Exercise prompt =
Repeat all the data exactly, and where a record holds a picture, leave that picture out.

Data shown =
>>>>

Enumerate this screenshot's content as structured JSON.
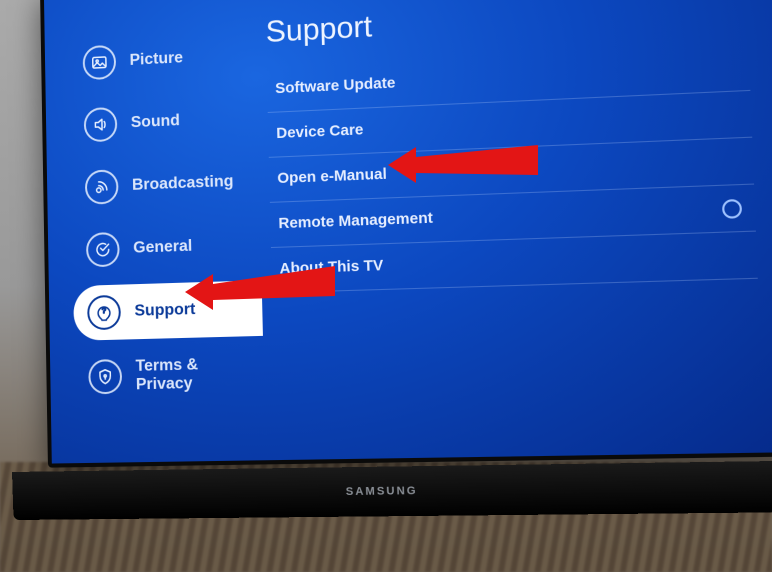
{
  "sidebar": {
    "items": [
      {
        "label": "Picture",
        "icon": "picture"
      },
      {
        "label": "Sound",
        "icon": "sound"
      },
      {
        "label": "Broadcasting",
        "icon": "broadcasting"
      },
      {
        "label": "General",
        "icon": "general"
      },
      {
        "label": "Support",
        "icon": "support",
        "selected": true
      },
      {
        "label": "Terms & Privacy",
        "icon": "privacy"
      }
    ]
  },
  "page": {
    "title": "Support",
    "options": [
      {
        "label": "Software Update"
      },
      {
        "label": "Device Care",
        "highlighted": true
      },
      {
        "label": "Open e-Manual"
      },
      {
        "label": "Remote Management",
        "has_toggle": true
      },
      {
        "label": "About This TV"
      }
    ]
  },
  "brand": "SAMSUNG"
}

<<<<

Answer for this exercise =
Enumerate this screenshot's content as structured JSON.
{
  "sidebar": {
    "items": [
      {
        "label": "Picture",
        "icon": "picture"
      },
      {
        "label": "Sound",
        "icon": "sound"
      },
      {
        "label": "Broadcasting",
        "icon": "broadcasting"
      },
      {
        "label": "General",
        "icon": "general"
      },
      {
        "label": "Support",
        "icon": "support",
        "selected": true
      },
      {
        "label": "Terms & Privacy",
        "icon": "privacy"
      }
    ]
  },
  "page": {
    "title": "Support",
    "options": [
      {
        "label": "Software Update"
      },
      {
        "label": "Device Care",
        "highlighted": true
      },
      {
        "label": "Open e-Manual"
      },
      {
        "label": "Remote Management",
        "has_toggle": true
      },
      {
        "label": "About This TV"
      }
    ]
  },
  "brand": "SAMSUNG"
}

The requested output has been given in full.